|ALPHA KAPPA ALPHA's FOUNDERS' DAY CELEBRATION ATTRACTS MEDIA ATTENTION|
Alpha Kappa Alpha Sorority's 103rd Founders' Day Celebration attracted media coverage from radio, television, print, the blogosphere and the university outlets. This article from the Arkansas Democrat, Little Rock's major daily, captures highlights of this historic event.
To celebrate its birth, sorority serves others
Hundreds of Alpha Kappa Alpha sorority members gather
Keeping true to the group’s mission of “Service to All Mankind,” the group performed 16 service projects in honor of its 16 founding members. When not working, the women, all adorned somehow in their pink and green sorority colors, toured Little Rock’s historic sites.
Saturday, the women gathered at Central High School to honor the Little Rock Nine during a ceremony where poet, author and sorority member, Sonia Sanchez read a poem she wrote for the occasion in which she chanted the names of the Little Rock Nine as well as those of the sorority’s founders.
Little Rock Central High School became internationally known in 1957, when nine black students integrated the school. Until then, segregation laws barred black students from Central.
“I’m old enough to remember seeing them on TV, and I thought how brave they are,” Sanchez said after the ceremony. “We came here to celebrate the legacy of the Little Rock Nine, of those young people who stood up and said ‘We are not inferior. We deserve to be here.’”
While event organizers were still tallying the sum of their work Saturday, Carolyn House Stewart, the group’s international president, shared highlights with the packed auditorium after presenting a $2,500 check to the Central High Visitors Center. Stewart also noted that the group donated $50,000 to the Little Rock-based charity Heifer International.
She also proclaimed that the sorority donated 1,000 pairs of shoes, 20 coats, and 6,470 scarves and pairs of gloves to local charities.
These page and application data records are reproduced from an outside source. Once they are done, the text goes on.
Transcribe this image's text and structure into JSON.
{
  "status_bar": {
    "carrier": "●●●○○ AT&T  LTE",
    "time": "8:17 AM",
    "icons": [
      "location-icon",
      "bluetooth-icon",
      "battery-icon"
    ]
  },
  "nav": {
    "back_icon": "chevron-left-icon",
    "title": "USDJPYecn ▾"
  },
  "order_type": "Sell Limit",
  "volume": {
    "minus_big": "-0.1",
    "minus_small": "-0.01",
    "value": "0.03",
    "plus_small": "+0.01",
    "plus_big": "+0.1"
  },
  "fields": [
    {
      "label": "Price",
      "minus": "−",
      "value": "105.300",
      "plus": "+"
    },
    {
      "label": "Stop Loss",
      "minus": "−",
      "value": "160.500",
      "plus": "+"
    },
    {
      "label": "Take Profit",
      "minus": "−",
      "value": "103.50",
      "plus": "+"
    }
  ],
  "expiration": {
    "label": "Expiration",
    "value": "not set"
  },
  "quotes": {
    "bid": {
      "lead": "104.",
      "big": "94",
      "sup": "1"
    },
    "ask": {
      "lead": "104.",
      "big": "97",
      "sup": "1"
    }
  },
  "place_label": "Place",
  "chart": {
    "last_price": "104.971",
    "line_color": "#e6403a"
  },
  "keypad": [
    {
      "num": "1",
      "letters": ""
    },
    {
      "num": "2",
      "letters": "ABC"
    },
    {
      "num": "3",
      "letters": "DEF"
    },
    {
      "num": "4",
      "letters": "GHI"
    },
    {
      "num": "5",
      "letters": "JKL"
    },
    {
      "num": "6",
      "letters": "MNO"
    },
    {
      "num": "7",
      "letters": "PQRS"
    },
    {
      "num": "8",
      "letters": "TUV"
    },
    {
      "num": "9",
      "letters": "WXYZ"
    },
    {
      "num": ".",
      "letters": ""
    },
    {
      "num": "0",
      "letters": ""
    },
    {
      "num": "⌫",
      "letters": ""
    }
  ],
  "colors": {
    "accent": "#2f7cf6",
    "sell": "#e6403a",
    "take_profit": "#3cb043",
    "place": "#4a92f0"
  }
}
To local schools, the group donated more than 5,800 books and magazines.
The sorority members also cleaned up at the home of the late civil-rights activist Daisy Bates, weatherized the homes of six senior citizens and held a health fair/blood drive.
Saturday was capped by a social-justice and human rights gathering featuring such national leaders as Roslyn Brock, chairman of the National Association for the Advancement of Colored People; National Urban League Executive Director Annelle Lewis; former Heifer International Chief Executive Officer Charles Stewart; and Minniejean Brown Trickey, one of the Little Rock Nine who is also a member of the sorority.
Founded in 1908, on the Howard University campus in Washington, D.C., Alpha Kappa Alpha is the nation’s oldest black sorority, with 260,000 members internationally. Stewart said the sorority focuses on cities with historical significance, particularly for women and members of minority groups, when choosing locations for founders’ day celebrations.
“I was 5 years old in a segregated school when the Little Rock Nine occurred. Little Rock is part of who we are in history,” Stewart said. “The Little Rock Nine are just as important to our history as the Emancipation Proclamation. Basically, they challenged our right to have America deliver on the promises of the Constitution.”
Little Rock-area sorority members said they were thrilled to have the event in their hometown this year. Little Rock police Sgt. Cassandra Davis said it “was a moving experience” to share with her sorority sisters Little Rock’s history.
Phyllis Caruth, a past president of the local sorority chapter, said Central High School holds a special place in her heart.
“I taught in room 145 until I retired in 2004,” she said. “It’s wonderful to have my sorors here. It brings back so many memories.”
This article was published January 16, 2011 at 3:17 a.m.